%%
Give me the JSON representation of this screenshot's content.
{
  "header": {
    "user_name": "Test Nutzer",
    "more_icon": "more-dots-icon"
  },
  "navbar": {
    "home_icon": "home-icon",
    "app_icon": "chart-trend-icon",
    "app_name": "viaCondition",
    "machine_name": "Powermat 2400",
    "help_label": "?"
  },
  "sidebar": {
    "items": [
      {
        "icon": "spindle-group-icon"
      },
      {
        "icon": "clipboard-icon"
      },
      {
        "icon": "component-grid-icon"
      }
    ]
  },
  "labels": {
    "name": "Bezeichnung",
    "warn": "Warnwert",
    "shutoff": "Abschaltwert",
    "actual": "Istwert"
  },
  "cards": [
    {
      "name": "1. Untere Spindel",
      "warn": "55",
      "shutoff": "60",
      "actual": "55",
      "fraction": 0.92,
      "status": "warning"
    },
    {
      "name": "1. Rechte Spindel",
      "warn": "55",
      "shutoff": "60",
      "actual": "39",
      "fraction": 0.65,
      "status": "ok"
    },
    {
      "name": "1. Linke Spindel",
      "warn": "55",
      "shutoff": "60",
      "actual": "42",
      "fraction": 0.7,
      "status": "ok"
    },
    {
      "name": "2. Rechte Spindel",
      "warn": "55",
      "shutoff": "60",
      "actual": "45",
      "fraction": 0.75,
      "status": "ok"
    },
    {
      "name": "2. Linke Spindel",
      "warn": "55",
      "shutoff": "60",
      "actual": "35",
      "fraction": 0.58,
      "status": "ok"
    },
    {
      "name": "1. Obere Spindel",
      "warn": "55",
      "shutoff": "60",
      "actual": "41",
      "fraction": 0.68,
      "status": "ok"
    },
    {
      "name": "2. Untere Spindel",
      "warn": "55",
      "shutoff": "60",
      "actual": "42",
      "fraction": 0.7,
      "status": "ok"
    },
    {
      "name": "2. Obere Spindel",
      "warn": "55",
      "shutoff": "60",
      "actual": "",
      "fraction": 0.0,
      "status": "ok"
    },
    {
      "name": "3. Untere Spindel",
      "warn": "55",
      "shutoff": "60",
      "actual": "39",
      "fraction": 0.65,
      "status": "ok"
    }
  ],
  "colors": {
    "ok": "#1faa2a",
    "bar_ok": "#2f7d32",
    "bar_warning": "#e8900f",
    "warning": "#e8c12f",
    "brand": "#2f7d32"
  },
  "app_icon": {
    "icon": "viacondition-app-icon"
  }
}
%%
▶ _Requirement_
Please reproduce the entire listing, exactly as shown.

▶ _Expected answer_
Give me the JSON representation of this screenshot's content.
{
  "header": {
    "user_name": "Test Nutzer",
    "more_icon": "more-dots-icon"
  },
  "navbar": {
    "home_icon": "home-icon",
    "app_icon": "chart-trend-icon",
    "app_name": "viaCondition",
    "machine_name": "Powermat 2400",
    "help_label": "?"
  },
  "sidebar": {
    "items": [
      {
        "icon": "spindle-group-icon"
      },
      {
        "icon": "clipboard-icon"
      },
      {
        "icon": "component-grid-icon"
      }
    ]
  },
  "labels": {
    "name": "Bezeichnung",
    "warn": "Warnwert",
    "shutoff": "Abschaltwert",
    "actual": "Istwert"
  },
  "cards": [
    {
      "name": "1. Untere Spindel",
      "warn": "55",
      "shutoff": "60",
      "actual": "55",
      "fraction": 0.92,
      "status": "warning"
    },
    {
      "name": "1. Rechte Spindel",
      "warn": "55",
      "shutoff": "60",
      "actual": "39",
      "fraction": 0.65,
      "status": "ok"
    },
    {
      "name": "1. Linke Spindel",
      "warn": "55",
      "shutoff": "60",
      "actual": "42",
      "fraction": 0.7,
      "status": "ok"
    },
    {
      "name": "2. Rechte Spindel",
      "warn": "55",
      "shutoff": "60",
      "actual": "45",
      "fraction": 0.75,
      "status": "ok"
    },
    {
      "name": "2. Linke Spindel",
      "warn": "55",
      "shutoff": "60",
      "actual": "35",
      "fraction": 0.58,
      "status": "ok"
    },
    {
      "name": "1. Obere Spindel",
      "warn": "55",
      "shutoff": "60",
      "actual": "41",
      "fraction": 0.68,
      "status": "ok"
    },
    {
      "name": "2. Untere Spindel",
      "warn": "55",
      "shutoff": "60",
      "actual": "42",
      "fraction": 0.7,
      "status": "ok"
    },
    {
      "name": "2. Obere Spindel",
      "warn": "55",
      "shutoff": "60",
      "actual": "",
      "fraction": 0.0,
      "status": "ok"
    },
    {
      "name": "3. Untere Spindel",
      "warn": "55",
      "shutoff": "60",
      "actual": "39",
      "fraction": 0.65,
      "status": "ok"
    }
  ],
  "colors": {
    "ok": "#1faa2a",
    "bar_ok": "#2f7d32",
    "bar_warning": "#e8900f",
    "warning": "#e8c12f",
    "brand": "#2f7d32"
  },
  "app_icon": {
    "icon": "viacondition-app-icon"
  }
}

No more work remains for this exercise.